**PROBLEM DETAILS**:
In the copy, include no pictures. Reproduce the rest of the entries exactly.

(Stored data)
'''
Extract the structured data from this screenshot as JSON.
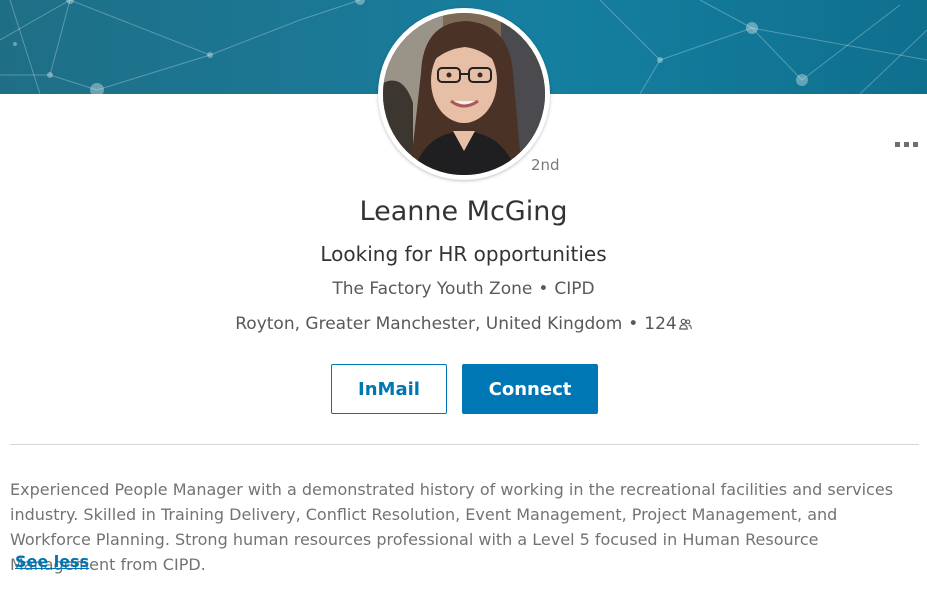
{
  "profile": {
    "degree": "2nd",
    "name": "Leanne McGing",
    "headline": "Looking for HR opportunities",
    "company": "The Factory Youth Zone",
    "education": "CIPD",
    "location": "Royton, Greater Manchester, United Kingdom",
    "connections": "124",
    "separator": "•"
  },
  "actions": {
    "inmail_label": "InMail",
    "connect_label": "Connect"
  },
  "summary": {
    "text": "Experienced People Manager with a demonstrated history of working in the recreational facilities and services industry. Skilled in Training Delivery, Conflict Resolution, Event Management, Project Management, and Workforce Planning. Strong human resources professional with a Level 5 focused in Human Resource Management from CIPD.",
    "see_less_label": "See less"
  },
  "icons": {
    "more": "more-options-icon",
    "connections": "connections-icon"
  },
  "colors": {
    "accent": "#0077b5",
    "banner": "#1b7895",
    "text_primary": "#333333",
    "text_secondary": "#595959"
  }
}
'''
**EXERCISE RESULT**:
Extract the structured data from this screenshot as JSON.
{
  "profile": {
    "degree": "2nd",
    "name": "Leanne McGing",
    "headline": "Looking for HR opportunities",
    "company": "The Factory Youth Zone",
    "education": "CIPD",
    "location": "Royton, Greater Manchester, United Kingdom",
    "connections": "124",
    "separator": "•"
  },
  "actions": {
    "inmail_label": "InMail",
    "connect_label": "Connect"
  },
  "summary": {
    "text": "Experienced People Manager with a demonstrated history of working in the recreational facilities and services industry. Skilled in Training Delivery, Conflict Resolution, Event Management, Project Management, and Workforce Planning. Strong human resources professional with a Level 5 focused in Human Resource Management from CIPD.",
    "see_less_label": "See less"
  },
  "icons": {
    "more": "more-options-icon",
    "connections": "connections-icon"
  },
  "colors": {
    "accent": "#0077b5",
    "banner": "#1b7895",
    "text_primary": "#333333",
    "text_secondary": "#595959"
  }
}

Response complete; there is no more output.